Frank Roosevelt, the grandson of President Franklin Delano Roosevelt, is an economics professor at Sarah Lawrence College in Yonkers. Roosevelt, who was 6 when his grandfather died in office, has advice for President-elect Barack Obama: “He needs to take action.”
Written by Jorge Fitz-Gibbon, The Journal News (White Plains, NY), Jun 3, 2010
NEW YORK – Frank Roosevelt thinks his famous grandfather could be an example to Barack Obama-starting with FDR’s mistakes.
Roosevelt, an economics professor at Sarah Lawrence College in Yonkers and the 32nd president’s grandson, said Obama should throw more money at the fractured economy than FDR ever did during the New Deal.
He said Obama should do something his grandfather wouldn’t do 76 years ago – embrace the deficit-spending theories of economist John Maynard Keynes.
“FDR never did get the Keynesian thing, and therefore the whole New Deal effort was not big enough,” said Roosevelt, 70. “I mean, it didn’t get us out of the Depression, really, until World War II came along, and then government spending really got big enough to really employ everybody and then some.”
On the eve of his historic ascension to the presidency, Obama has increasingly been measured by the standard set by Franklin Delano Roosevelt – a leap not everyone is willing to make.
Roosevelt proudly welcomes the comparisons, but did caution Obama to view FDR as a history lesson as much as a role model.
“He needs to take action,” he said. “But I don’t think he needs to do 15 different things, because FDR was just sort of flailing about, and they were trying this and trying that. They were in the right direction, but he had no theoretical knowledge that we have now.”
Roosevelt was 6 when his grandfather died in office. A Yale-educated economist, Roosevelt has been on the Sarah Lawrence faculty since 1977. He is an Obama supporter who contributed to the Illinois senator’s presidential campaign and his inauguration fund.
He sees some of his grandfather in the president-elect.
“I think their personalities are both calm, steady, intelligent, and hopeful people,” Roosevelt said. “Hopefully, Obama will inspire the nation, and I think he’s going to do something like the fireside chats, although using the Internet now and YouTube.”

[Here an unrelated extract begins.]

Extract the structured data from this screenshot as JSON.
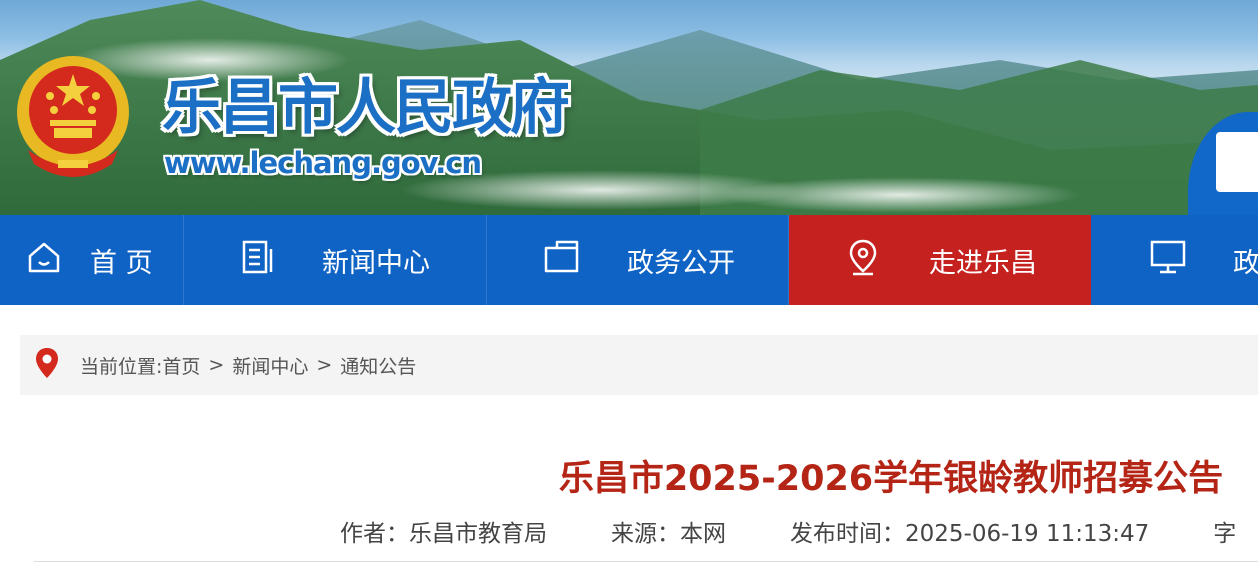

And there are other similarities between the 1932 and 2008 presidential races, said Ralph Stein, a constitutional law professor at Pace Law School in White Plains.
“The outgoing presidents in both cases represent viewpoints that have been largely repudiated by the electorate,” Stein said. “And in both instances, there’s an economic crisis that has galvanized the country, and a belief that a new administration can make things a lot better.”

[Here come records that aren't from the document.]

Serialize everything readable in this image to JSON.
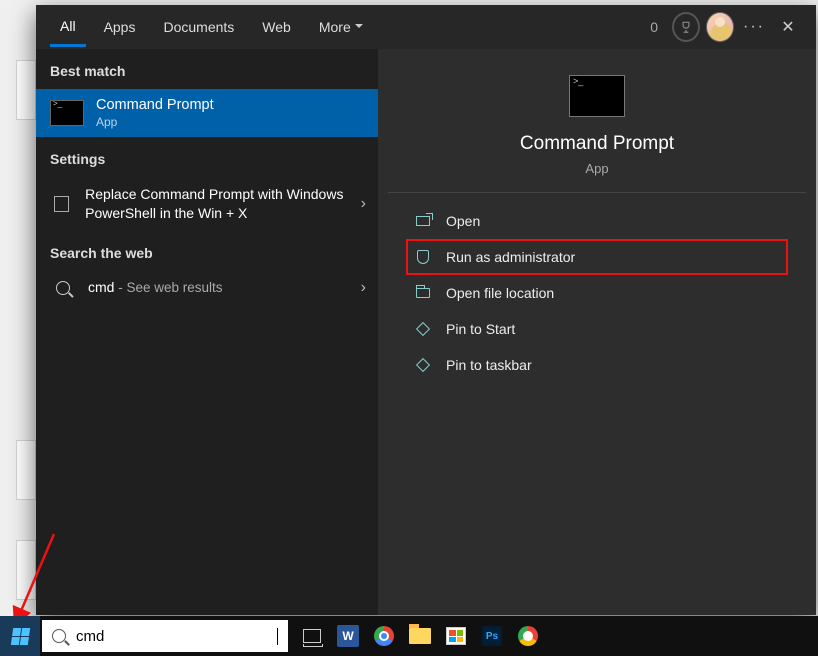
{
  "tabs": {
    "all": "All",
    "apps": "Apps",
    "documents": "Documents",
    "web": "Web",
    "more": "More"
  },
  "topbar": {
    "count": "0"
  },
  "left": {
    "best_match_label": "Best match",
    "best_match": {
      "title": "Command Prompt",
      "sub": "App"
    },
    "settings_label": "Settings",
    "setting_item": "Replace Command Prompt with Windows PowerShell in the Win + X",
    "web_label": "Search the web",
    "web_item": {
      "term": "cmd",
      "suffix": " - See web results"
    }
  },
  "preview": {
    "title": "Command Prompt",
    "sub": "App"
  },
  "actions": {
    "open": "Open",
    "run_admin": "Run as administrator",
    "open_file_location": "Open file location",
    "pin_start": "Pin to Start",
    "pin_taskbar": "Pin to taskbar"
  },
  "search": {
    "value": "cmd"
  }
}
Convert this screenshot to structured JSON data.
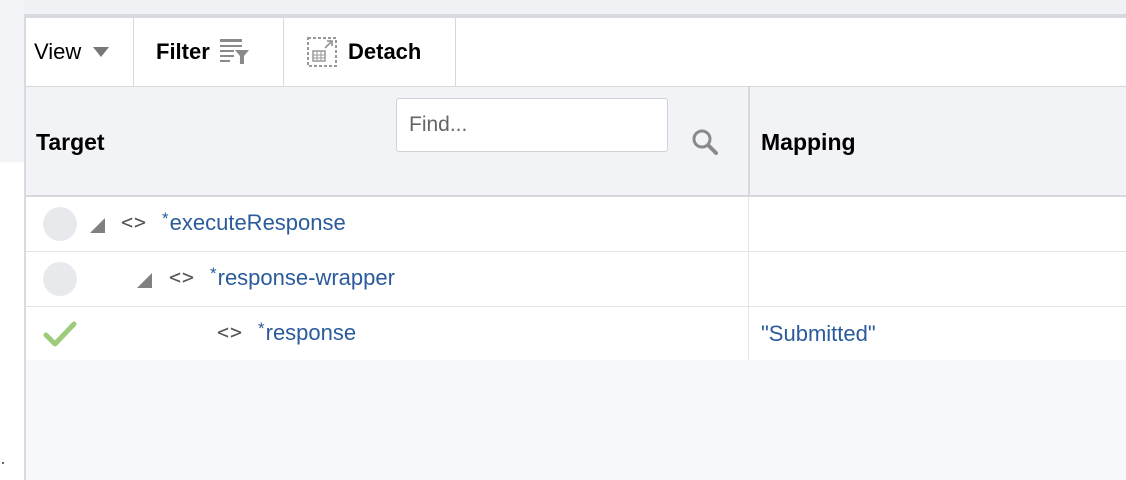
{
  "toolbar": {
    "view_label": "View",
    "filter_label": "Filter",
    "detach_label": "Detach"
  },
  "header": {
    "target_label": "Target",
    "mapping_label": "Mapping",
    "search_placeholder": "Find..."
  },
  "rows": [
    {
      "status": "empty",
      "expanded": true,
      "name": "executeResponse",
      "required_mark": "*",
      "mapping": ""
    },
    {
      "status": "empty",
      "expanded": true,
      "name": "response-wrapper",
      "required_mark": "*",
      "mapping": ""
    },
    {
      "status": "mapped",
      "expanded": null,
      "name": "response",
      "required_mark": "*",
      "mapping": "\"Submitted\""
    }
  ],
  "icons": {
    "view_caret": "chevron-down-icon",
    "filter": "filter-icon",
    "detach": "detach-icon",
    "search": "search-icon",
    "expand": "expand-triangle-icon",
    "element": "code-brackets-icon",
    "mapped": "checkmark-icon"
  },
  "colors": {
    "link": "#2b5b9a",
    "check": "#9ccc7a"
  }
}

But Stein also said the comparisons were being exaggerated.
“The first 100 days of the FDR administration were actually conservative in this regard: The country was sliding very rapidly towards what could have been significant disunion,” he said. “And what he did is he stabilized the country through his measures, that there was a future.”

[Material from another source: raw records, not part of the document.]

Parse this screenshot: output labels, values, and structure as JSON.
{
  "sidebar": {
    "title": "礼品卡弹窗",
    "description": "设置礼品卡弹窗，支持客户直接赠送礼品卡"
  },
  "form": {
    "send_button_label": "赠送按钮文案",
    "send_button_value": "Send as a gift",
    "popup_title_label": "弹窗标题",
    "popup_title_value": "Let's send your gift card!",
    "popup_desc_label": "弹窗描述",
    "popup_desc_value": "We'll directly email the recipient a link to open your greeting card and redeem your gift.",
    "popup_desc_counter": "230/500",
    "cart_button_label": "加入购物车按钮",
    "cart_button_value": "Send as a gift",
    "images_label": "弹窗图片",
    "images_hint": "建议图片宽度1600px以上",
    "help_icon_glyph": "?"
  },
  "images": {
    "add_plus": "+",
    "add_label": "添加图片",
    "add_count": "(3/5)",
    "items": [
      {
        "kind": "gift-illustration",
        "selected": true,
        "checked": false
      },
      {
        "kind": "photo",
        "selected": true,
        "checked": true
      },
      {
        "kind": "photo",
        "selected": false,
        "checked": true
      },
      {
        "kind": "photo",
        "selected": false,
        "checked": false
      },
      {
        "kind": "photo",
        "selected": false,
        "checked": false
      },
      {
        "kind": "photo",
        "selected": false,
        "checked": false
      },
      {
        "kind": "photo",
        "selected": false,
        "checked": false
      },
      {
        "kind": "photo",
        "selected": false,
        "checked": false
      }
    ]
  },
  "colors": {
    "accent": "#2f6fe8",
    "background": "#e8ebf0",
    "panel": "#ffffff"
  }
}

“And I think we don’t have that kind of attitude today,” Stein said. “I think the majority of people believe that the transition is to a more stable economic platform and that Obama will do that.”
Political consultant Hank Sheinkopf went so far as to call the comparisons “shallow.” He said the America that Roosevelt inherited in 1933 was in much deeper crisis and had yet to become the world-leading power it is today.
“We are in a crisis, but we’re not in a depression. We do not have bread lines on the streets,” he said. “The social scene and the economic world are entirely different today than the world in which Roosevelt operated.”
Roosevelt agrees on the differences in the economies each man inherited. Unemployment hit 25 percent in the 1930s, while it has not even hit double-digits today. He also said the economy had hit bottom by the time FDR was sworn in, while economists suggest that the worst is yet to come in the current recession.
He said Obama is also more of a centrist than this grandfather was. FDR inspired significantly more hatred from critics who saw the New Deal as a dangerous experiment in socialism. “I’ve actually had experiences of very conservative Republicans being quite nasty to me just because they hated FDR,” Roosevelt said. “People who were on the right felt that
government, whatever it did, was evil. Government was the boogie man.”
‘Go for broke‘
But Roosevelt’s biggest gripe with his grandfather is that he didn’t spend enough to jump-start the economy. He is among the modern-day economists who espouse Keynesian thinking. In short, Keynes believed that public investment funded by deliberate government deficits was the best remedy for a faltering economy, rather than relying on private-sector forces that he believed were unreliable because they were motivated by self-interest.
It’s a lesson Roosevelt said his grandfather never learned. FDR even sparked a new economic downturn in 1937 by attempting to balance the budget – a historical blip that Roosevelt wrote a paper on while studying at Yale.
Now, Roosevelt said, he hopes the nation’s soon-to-be 44th president will heed the lesson.
“I think Obama has to learn from that and forget about balancing the budget,” Roosevelt said. “Spend, spend, spend until we’ve done enough to stop this decline.”
“So if I could talk with him, I would say, ‘Go for broke,'” he said. “Literally, go for broke.”